||05-04-2020 11:05 PM
A follow up on the frozen cylinders. I helped my friend take his front cylinder heads off and found the left piston and the cylinder in front of it heavily coated with calcium deposits. The woes of not using distilled water. We thought we could partially remove the rear cylinder heads, actually just slid them back on the piston rods, but this a big chore since the crosshead guides need to be removed with them along with running boards, connecting rods , etc.. This precluded examining the rear of the cylinders and we just assumed they were probably similar to the front.
We tried to use a hardwood stick to clean it up the front side; absolutely no success. The calcification would not budge and no solvents, oils, etc. would touch it. I called Torry Krutzke about this and he said that he found a similar situation with a coal fired K-27 locomotive that he repaired for a customer. He suggested that we stand the loco in a bucket, with foam in the bottom, on the cab end and put ACF 50 anticorrosion in the front of the cylinders and let the loco stand at least overnight. ACF 50 is an aircraft corrosion inhibiter/neutralizer that can be purchased in a spray can. Torry said it could be ordered in our area from "Pilot's HQ."
After sitting for a day or so soaking the front end of the cylinders we were easily able to remove the "white crap" from the front side with a small dowel and a popsicle stick. We then used the dowel and a small hammer to lightly tap the pistons from the front end of the cylinders, first one side then the other, and low and behold they broke free. Turning the wheels revealed that there were stiff spots when the pistons tried to approach the rear of the cylinders and the wheels would not fully turn over; another call to Torry.
The rear of the cylinders were then treated with the ACF-50, following Torry’s advice, by disconnecting the steam line from the throttle and, with the lubricator valve shut off, using the aerosol can and the application straw to force ACF-50 down the steam line to the cylinders. This needed, according to Torry, to be done with the johnson bar in forward or reverse, not neutral, and while spraying the ACF-50 down the steam line turning, rocking, the drive wheels forwards and backwards with the cylinder drains open. This allowed the cylinders to suck the fluid into the rear cylinder spaces and the steam chests. Again, afterwards, we stood the loco on its end, this time the front and let it sit.
The next day we returned to the project. Rocking the wheels back and forth we were able to get them to turn completely around. Attaching the front cylinder covers, we then, using a small syringe and a piece of silicone tubing attaching it to the steam line at the throttle, flooded the cylinders with 30 weight oil as we turned the wheels. With things fairly freed up and supporting the loco with wood blocks front and back and the throttle reconnected we ran it on air from a compressor. Low and behold, after about 5-10 minutes and a lot of oil with some crud ejected up the stack from the exhaust the loco ran as smooth as ever.

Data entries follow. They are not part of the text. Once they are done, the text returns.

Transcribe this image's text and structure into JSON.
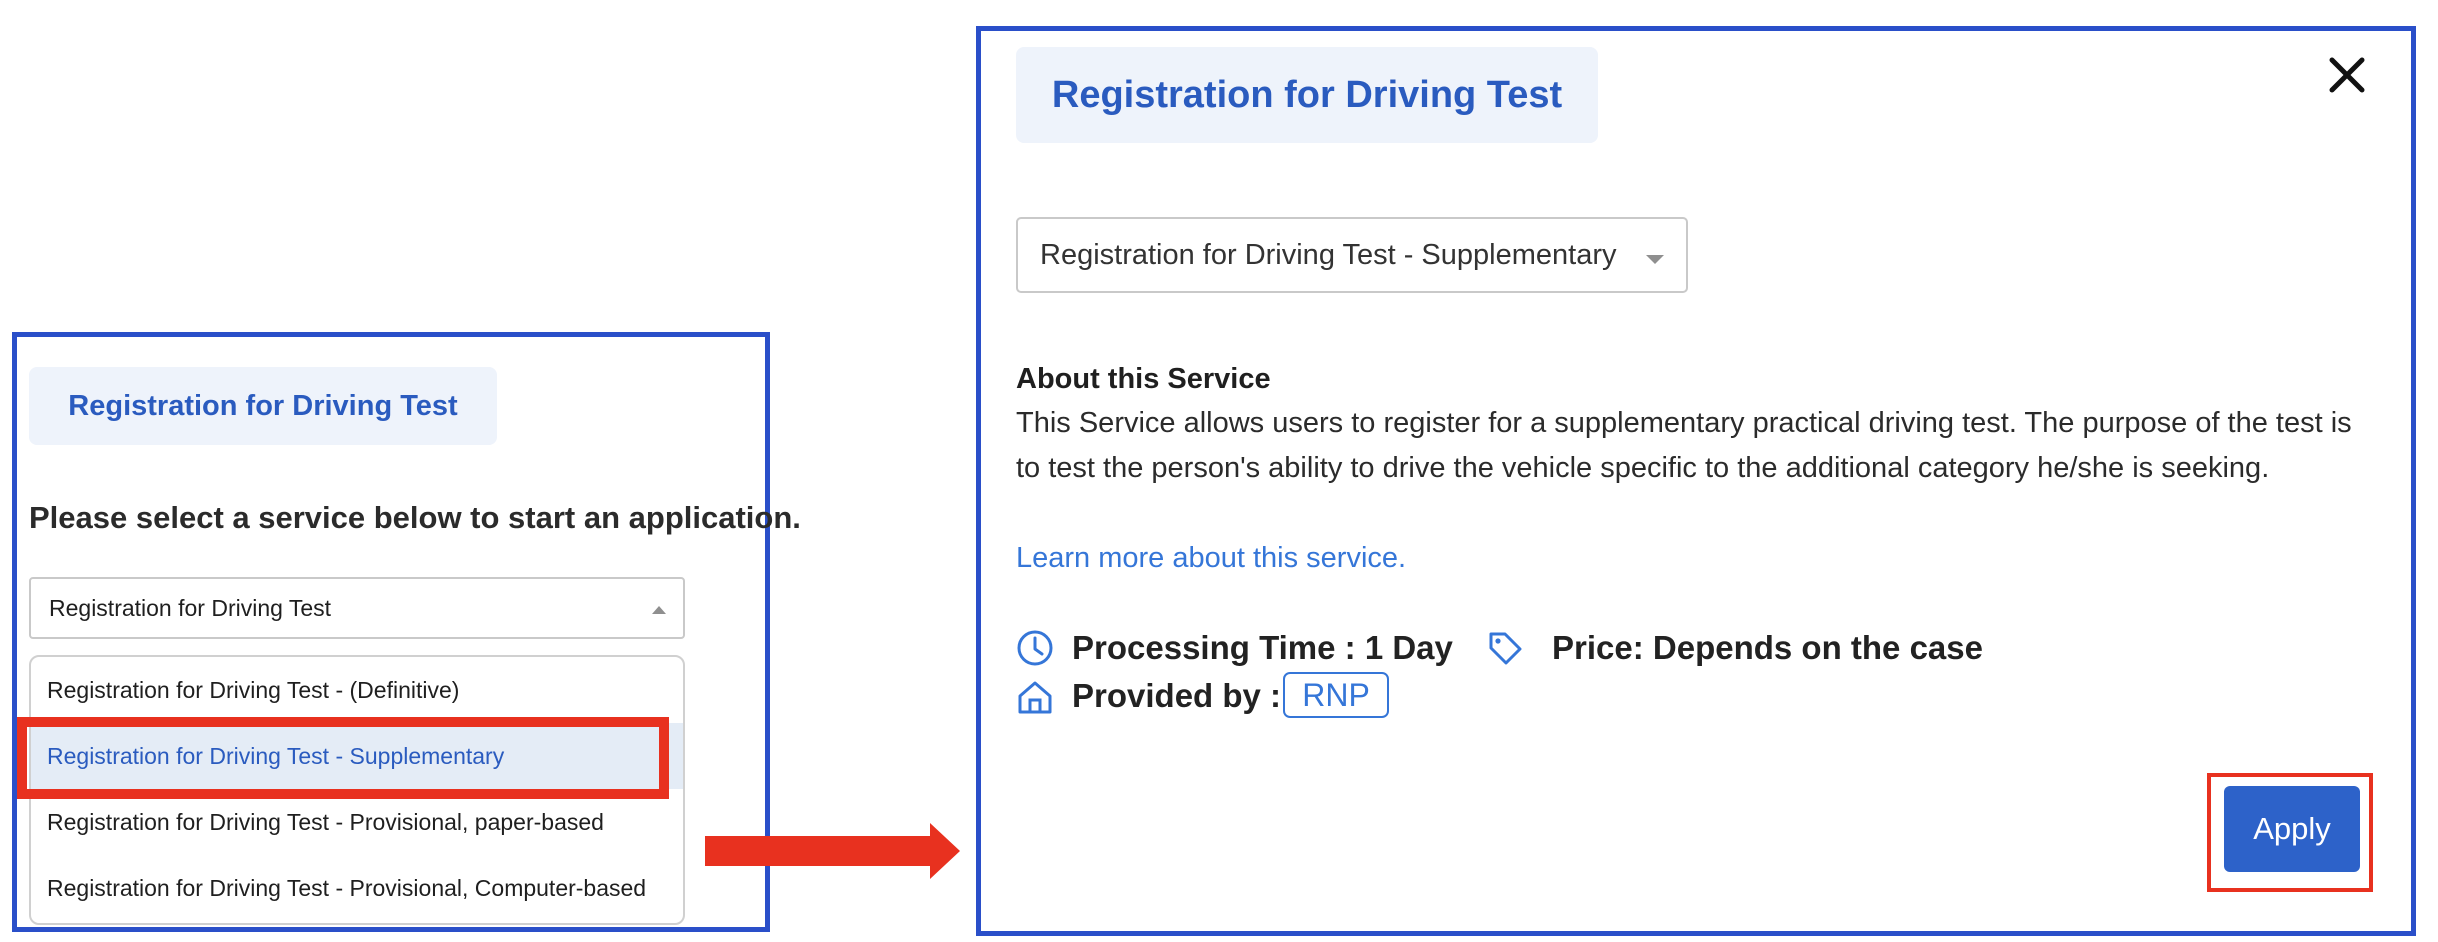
{
  "left_panel": {
    "badge_title": "Registration for Driving Test",
    "prompt": "Please select a service below to start an application.",
    "select_value": "Registration for Driving Test",
    "options": [
      "Registration for Driving Test - (Definitive)",
      "Registration for Driving Test - Supplementary",
      "Registration for Driving Test - Provisional, paper-based",
      "Registration for Driving Test - Provisional, Computer-based"
    ],
    "selected_option": "Registration for Driving Test - Supplementary"
  },
  "right_panel": {
    "badge_title": "Registration for Driving Test",
    "select_value": "Registration for Driving Test - Supplementary",
    "about_heading": "About this Service",
    "about_text": "This Service allows users to register for a supplementary practical driving test. The purpose of the test is to test the person's ability to drive the vehicle specific to the additional category he/she is seeking.",
    "learn_more": "Learn more about this service.",
    "processing_time": "Processing Time : 1 Day",
    "price": "Price: Depends on the case",
    "provided_by_label": "Provided by :",
    "provider": "RNP",
    "apply_label": "Apply"
  },
  "icons": {
    "close": "close-icon",
    "clock": "clock-icon",
    "tag": "price-tag-icon",
    "home": "home-icon"
  },
  "colors": {
    "panel_border": "#2a4fc9",
    "accent_blue": "#2a5bbf",
    "link_blue": "#3576d8",
    "highlight_red": "#e8311f",
    "badge_bg": "#eef3fb",
    "button_blue": "#2d62c9"
  }
}
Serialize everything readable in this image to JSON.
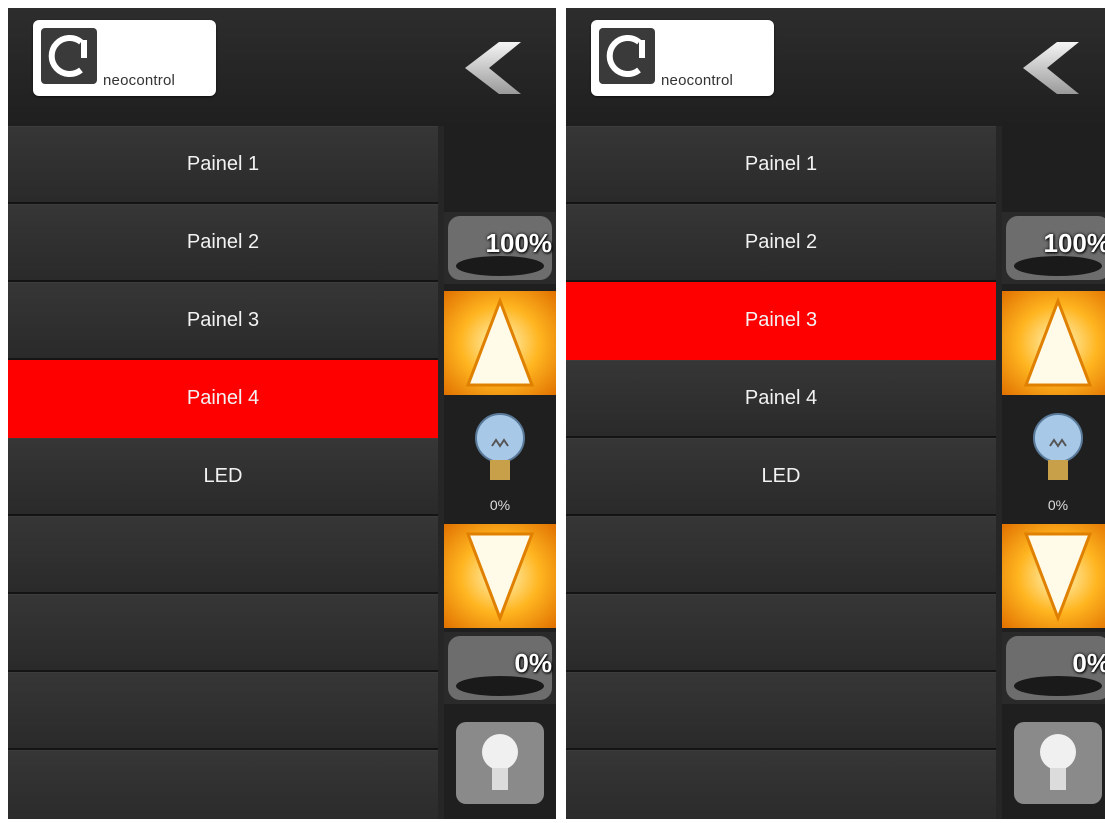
{
  "brand": {
    "logo_text": "neocontrol"
  },
  "screens": [
    {
      "panels": [
        "Painel 1",
        "Painel 2",
        "Painel 3",
        "Painel 4",
        "LED",
        "",
        "",
        "",
        ""
      ],
      "selected_index": 3,
      "dimmer": {
        "max_label": "100%",
        "level_label": "0%",
        "min_label": "0%"
      }
    },
    {
      "panels": [
        "Painel 1",
        "Painel 2",
        "Painel 3",
        "Painel 4",
        "LED",
        "",
        "",
        "",
        ""
      ],
      "selected_index": 2,
      "dimmer": {
        "max_label": "100%",
        "level_label": "0%",
        "min_label": "0%"
      }
    }
  ],
  "colors": {
    "selected": "#ff0000",
    "background": "#262626",
    "accent": "#ffb520"
  }
}
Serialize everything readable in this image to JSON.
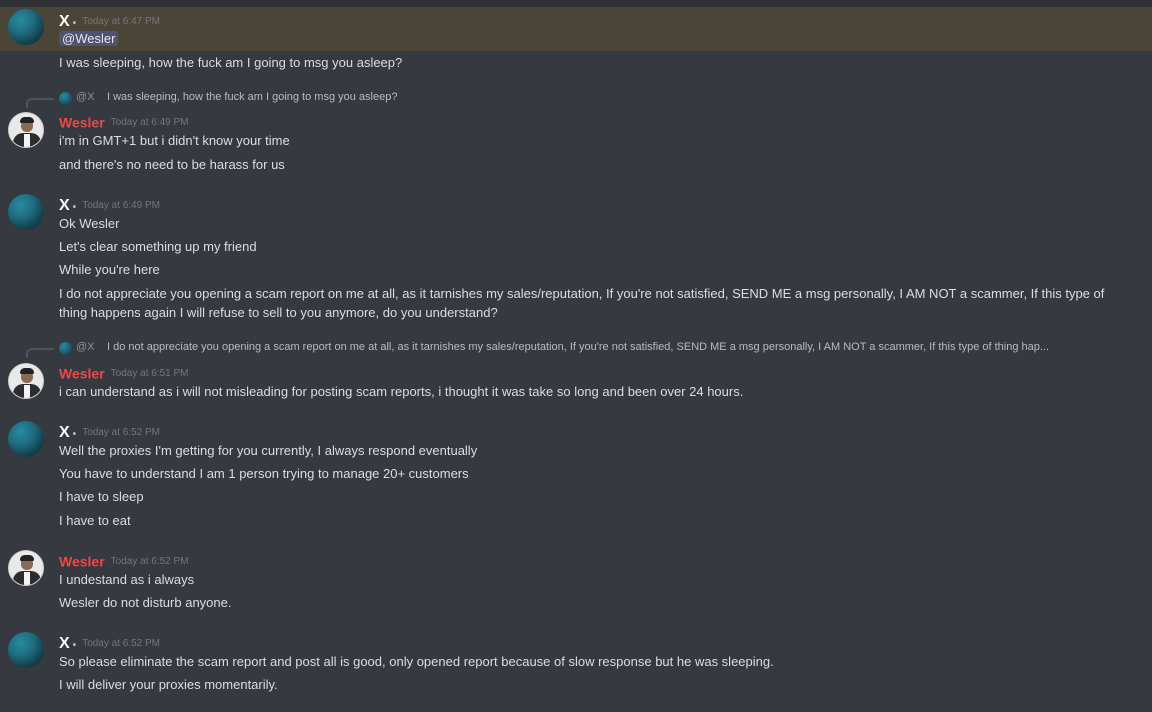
{
  "messages": [
    {
      "author": "X",
      "author_badge": "•",
      "timestamp": "Today at 6:47 PM",
      "mention": "@Wesler",
      "lines": [
        "I was sleeping, how the fuck am I going to msg you asleep?"
      ]
    },
    {
      "reply_to": {
        "name": "@X",
        "text": "I was sleeping, how the fuck am I going to msg you asleep?"
      },
      "author": "Wesler",
      "timestamp": "Today at 6:49 PM",
      "lines": [
        "i'm in GMT+1 but i didn't know your time",
        "and there's no need to be harass for us"
      ]
    },
    {
      "author": "X",
      "author_badge": "•",
      "timestamp": "Today at 6:49 PM",
      "lines": [
        "Ok Wesler",
        "Let's clear something up my friend",
        "While you're here",
        "I do not appreciate you opening a scam report on me at all, as it tarnishes my sales/reputation, If you're not satisfied, SEND ME a msg personally, I AM NOT a scammer, If this type of thing happens again I will refuse to sell to you anymore, do you understand?"
      ]
    },
    {
      "reply_to": {
        "name": "@X",
        "text": "I do not appreciate you opening a scam report on me at all, as it tarnishes my sales/reputation, If you're not satisfied, SEND ME a msg personally, I AM NOT a scammer, If this type of thing hap..."
      },
      "author": "Wesler",
      "timestamp": "Today at 6:51 PM",
      "lines": [
        "i can understand as i will not misleading for posting scam reports, i thought it was take so long and been over 24 hours."
      ]
    },
    {
      "author": "X",
      "author_badge": "•",
      "timestamp": "Today at 6:52 PM",
      "lines": [
        "Well the proxies I'm getting for you currently, I always respond eventually",
        "You have to understand I am 1 person trying to manage 20+ customers",
        "I have to sleep",
        "I have to eat"
      ]
    },
    {
      "author": "Wesler",
      "timestamp": "Today at 6:52 PM",
      "lines": [
        "I undestand as i always",
        "Wesler do not disturb anyone."
      ]
    },
    {
      "author": "X",
      "author_badge": "•",
      "timestamp": "Today at 6:52 PM",
      "lines": [
        "So please eliminate the scam report and post all is good, only opened report because of slow response but he was sleeping.",
        "I will deliver your proxies momentarily."
      ]
    }
  ],
  "colors": {
    "background": "#36393f",
    "mention_highlight": "#4a4536",
    "wesler_name": "#f04747",
    "text": "#dcddde",
    "timestamp": "#72767d"
  },
  "icons": {
    "x_avatar": "teal-gradient-avatar",
    "wesler_avatar": "user-photo-avatar",
    "reply": "reply-spine-icon"
  }
}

We really want to thank Torry or all the advice and support. Especially the tip he gave us about ACF-50. That stuff really worked.